Bullet Train: Two Smoking Brain Cells, by David Bax
Somehow, the standard for comedy in major studio pictures has sunk so low that a jaded “Really?” can completely take the place of an actual joke or retort and audiences don’t riot. It’s easy to blame the early-MCU Favreau/Whedon movies for this but really it’s the fact that, over a decade ago, people saw a kind of disaffected quippiness actually work in those movies and thought it would be easy to replicate. And we let them off the hook! Anyway, that’s about the level of humor you can expect from the entirety of David Leitch‘s new action “comedy,” Bullet Train.
Take that lazy self-satisfaction and mix it with a candy colored aesthetic and a few CGI drums of CGI blood and the end result is almost perfectly obnoxious. At 127 minutes, Bullet Train is too long. But it feels like it’s hours too long.

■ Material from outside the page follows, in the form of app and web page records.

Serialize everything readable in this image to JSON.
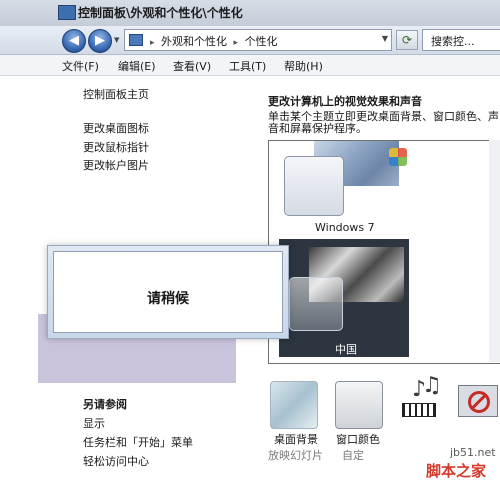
{
  "window": {
    "title": "控制面板\\外观和个性化\\个性化"
  },
  "address": {
    "crumbs": [
      "外观和个性化",
      "个性化"
    ],
    "search_placeholder": "搜索控..."
  },
  "menu": [
    "文件(F)",
    "编辑(E)",
    "查看(V)",
    "工具(T)",
    "帮助(H)"
  ],
  "sidebar": {
    "home": "控制面板主页",
    "links": [
      "更改桌面图标",
      "更改鼠标指针",
      "更改帐户图片"
    ],
    "see_also_title": "另请参阅",
    "see_also": [
      "显示",
      "任务栏和「开始」菜单",
      "轻松访问中心"
    ]
  },
  "main": {
    "heading": "更改计算机上的视觉效果和声音",
    "description": "单击某个主题立即更改桌面背景、窗口颜色、声音和屏幕保护程序。",
    "themes": [
      {
        "label": "Windows 7",
        "selected": false
      },
      {
        "label": "中国",
        "selected": true
      }
    ],
    "bottom_items": [
      {
        "label": "桌面背景",
        "sub": "放映幻灯片"
      },
      {
        "label": "窗口颜色",
        "sub": "自定"
      }
    ]
  },
  "dialog": {
    "message": "请稍候"
  },
  "watermark": {
    "site": "jb51.net",
    "brand": "脚本之家"
  }
}
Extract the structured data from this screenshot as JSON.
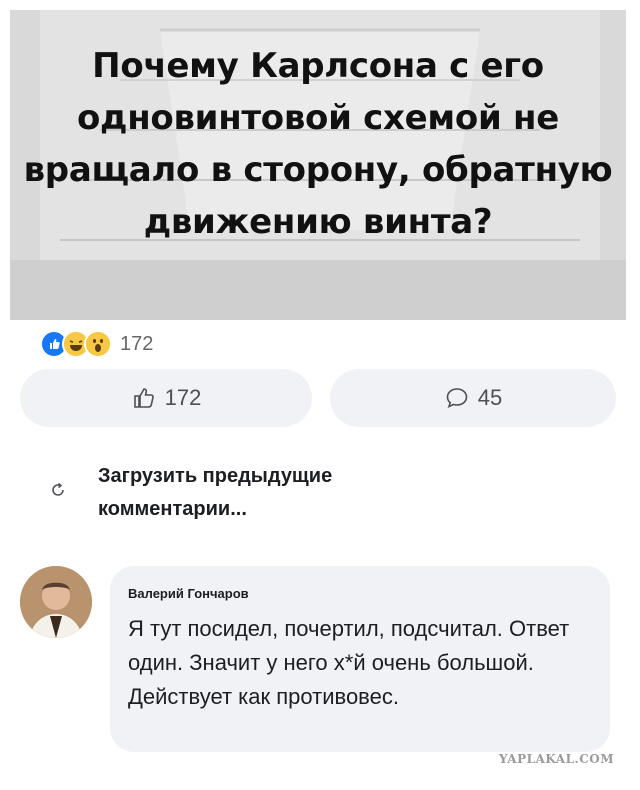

With its loquacious (and often British) criminals with their own intersecting and overlapping missions, Bullet Train is most immediately identifiable as a retread of the movies that made Guy Ritchie famous, like Snatch and Lock, Stock and Two Smoking Barrels as well as their many imitators. The character introductions, each of which include a graphic title announcing “The Elder,” “The Wolf,” “The Hornet,” etc. are particularly reminiscent of this era. But Ritchie himself was very obviously inspired by the talkative killers in Quentin Tarantino‘s Reservoir Dogs and Pulp Fiction. That filmmaker’s popular culture-referencing influence is obvious here too, especially with the surprisingly prevalent discussion of Thomas the Tank Engine.
Bullet Train is, for the most part, an ensemble. But there is one clear lead, Brad Pitt‘s Ladybug. His quirk (everybody’s gotta have one!) is peppering his speech of bits of therapized self-care pablum. He’s trying to become more enlightened about his life as a career criminal/murderer. This is how we arrive at the closest thing the movie has to a theme, the invocation of concepts such as fate, karma and luck. But the screenplay (adapted by Zac Olkewicz from the book by Kôtarô Isaka) doesn’t have anything to say about these ideas. They’re just sprinkled throughout to try to keep the whole thing together.
After being an uncredited co-director on John Wick, Leitch first official feature was 2017’s Atomic Blonde. That movie worked, perhaps partially because it didn’t try to be funny but more so because it was full of skilled, creative fight choreography, often presented in long takes (or faked long takes with invisible cuts) that allowed you to see it all unfold. Bullet Train, on the other hand, has short bursts of action which play out in quick cuts that obscure what’s happening and are often assisted by cartoonish CGI. It doesn’t work as an action movie any better than it works as a comedy.
It would be dishonest of me, though, to pretend that there was nothing whatsoever that I liked about Bullet Train. The costumes, by Sarah Evelyn, are very cool.